In 1788, the Kentucky and Virginia conventions were held to ratify the United States Constitution. At the Kentucky convention, Henry spoke out against ratification, arguing that the Constitution would grant too much power to the central government and take away rights from the states. He also believed that slavery should be abolished immediately, and he did not want to see it continue in any form under the new Constitution. In Virginia, Henry argued against ratification on similar grounds. He also proposed a number of amendments to the Constitution, including one that would have prohibited Congress from outlawing slavery. Ultimately, both conventions rejected Henry’s arguments and ratified the Constitution without his support.
Patrick Henry Death
Hanover District chose Henry to serve as a representative to the Virginia Second Convention, which met on March 20, 1775, at Saint John’s Anglican Church in Richmond. They chose Richmond because it was more guarded from royal power.
The Virginia Convention discussed whether to incorporate words from a petition submitted by the landowners of Jamaica’s Colony. While acknowledging that the king may veto colonial laws, this statement criticized British behavior and called for amity.

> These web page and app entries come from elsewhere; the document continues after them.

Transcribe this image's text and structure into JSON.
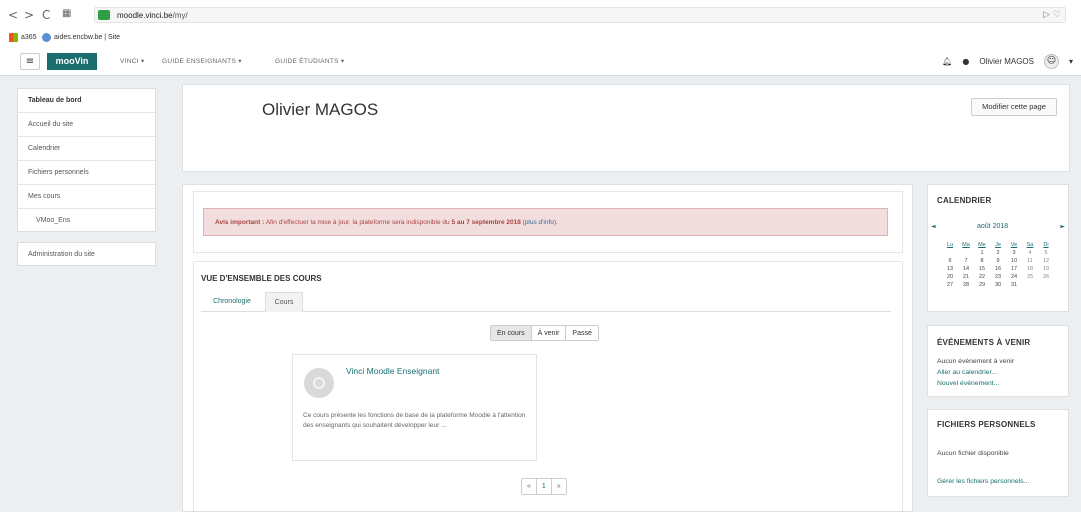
{
  "browser": {
    "url_host": "moodle.vinci.be",
    "url_path": "/my/",
    "bookmarks": [
      "a365",
      "aides.encbw.be | Site"
    ],
    "right_icons": "▷ ♡"
  },
  "navbar": {
    "brand": "mooVin",
    "links": [
      "VINCI ▾",
      "GUIDE ENSEIGNANTS ▾",
      "GUIDE ÉTUDIANTS ▾"
    ],
    "user": "Olivier MAGOS",
    "caret": "▾"
  },
  "sidebar": {
    "items": [
      "Tableau de bord",
      "Accueil du site",
      "Calendrier",
      "Fichiers personnels",
      "Mes cours",
      "VMoo_Ens"
    ],
    "admin": "Administration du site"
  },
  "header": {
    "title": "Olivier MAGOS",
    "edit_button": "Modifier cette page"
  },
  "notice": {
    "lead": "Avis important :",
    "text": " Afin d'effectuer la mise à jour, la plateforme sera indisponible du ",
    "dates": "5 au 7 septembre 2018",
    "open": " (",
    "link": "plus d'info",
    "close": ")."
  },
  "overview": {
    "title": "VUE D'ENSEMBLE DES COURS",
    "tabs": [
      "Chronologie",
      "Cours"
    ],
    "filters": [
      "En cours",
      "À venir",
      "Passé"
    ],
    "course": {
      "title": "Vinci Moodle Enseignant",
      "description": "Ce cours présente les fonctions de base de la plateforme Moodle à l'attention des enseignants qui souhaitent développer leur ..."
    },
    "pager": [
      "«",
      "1",
      "»"
    ]
  },
  "calendar": {
    "title": "CALENDRIER",
    "month": "août 2018",
    "prev": "◄",
    "next": "►",
    "weekdays": [
      "Lu",
      "Ma",
      "Me",
      "Je",
      "Ve",
      "Sa",
      "Di"
    ],
    "weeks": [
      [
        "",
        "",
        "1",
        "2",
        "3",
        "4",
        "5"
      ],
      [
        "6",
        "7",
        "8",
        "9",
        "10",
        "11",
        "12"
      ],
      [
        "13",
        "14",
        "15",
        "16",
        "17",
        "18",
        "19"
      ],
      [
        "20",
        "21",
        "22",
        "23",
        "24",
        "25",
        "26"
      ],
      [
        "27",
        "28",
        "29",
        "30",
        "31",
        "",
        ""
      ]
    ]
  },
  "events": {
    "title": "ÉVÉNEMENTS À VENIR",
    "none": "Aucun événement à venir",
    "link_calendar": "Aller au calendrier...",
    "link_new": "Nouvel événement..."
  },
  "files": {
    "title": "FICHIERS PERSONNELS",
    "none": "Aucun fichier disponible",
    "link_manage": "Gérer les fichiers personnels..."
  },
  "colors": {
    "brand": "#1a6e6e",
    "alert_bg": "#f2dede",
    "alert_text": "#a94442"
  }
}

Moderates objected to Henry’s proposals to organize a militia autonomous of the king in a manner that acknowledged that war with Britain was unavoidable. He justified his revisions on March 23.
He spent his final years saying, “I don’t know what route others may follow. However, for me, grant me liberty or offer me death!” Henry sprang from his fictitious shackles and grabbed an ebony letter opener. In imitation of a knife strike to the chest, he sank the letter openers towards his heart as he spoke these last words.
At 63, he passed away from abdominal cancer on June 6, 1799. Red Hills Patrick Henry Historic Monument is located on his Southern Virginia farm.
People Also Ask?
What actions took by Patrick Henry to abolish slavery?
Henry was a person of movement and held dissenting ideas on slavery. He was a strong proponent of abolishment in general and was among the key players in stopping the slave traffic across Africa and Virginia.
Who said these beautiful lines, “Give me life or liberty?”
This was uttered by Patrick Henry. While Patrick Henry addressed a Virginia assembly on March 23, 1775, he supposedly pleaded, “Give me freedom or give me death,” he prefigured the impending revolt.
What is it that Patrick Henry is urging his viewers to do?
Patriotic American nationalist Patrick Henry served in the Constituent Assembly. He made sensible and passionate arguments to convince his audience to wage war on England in 1775.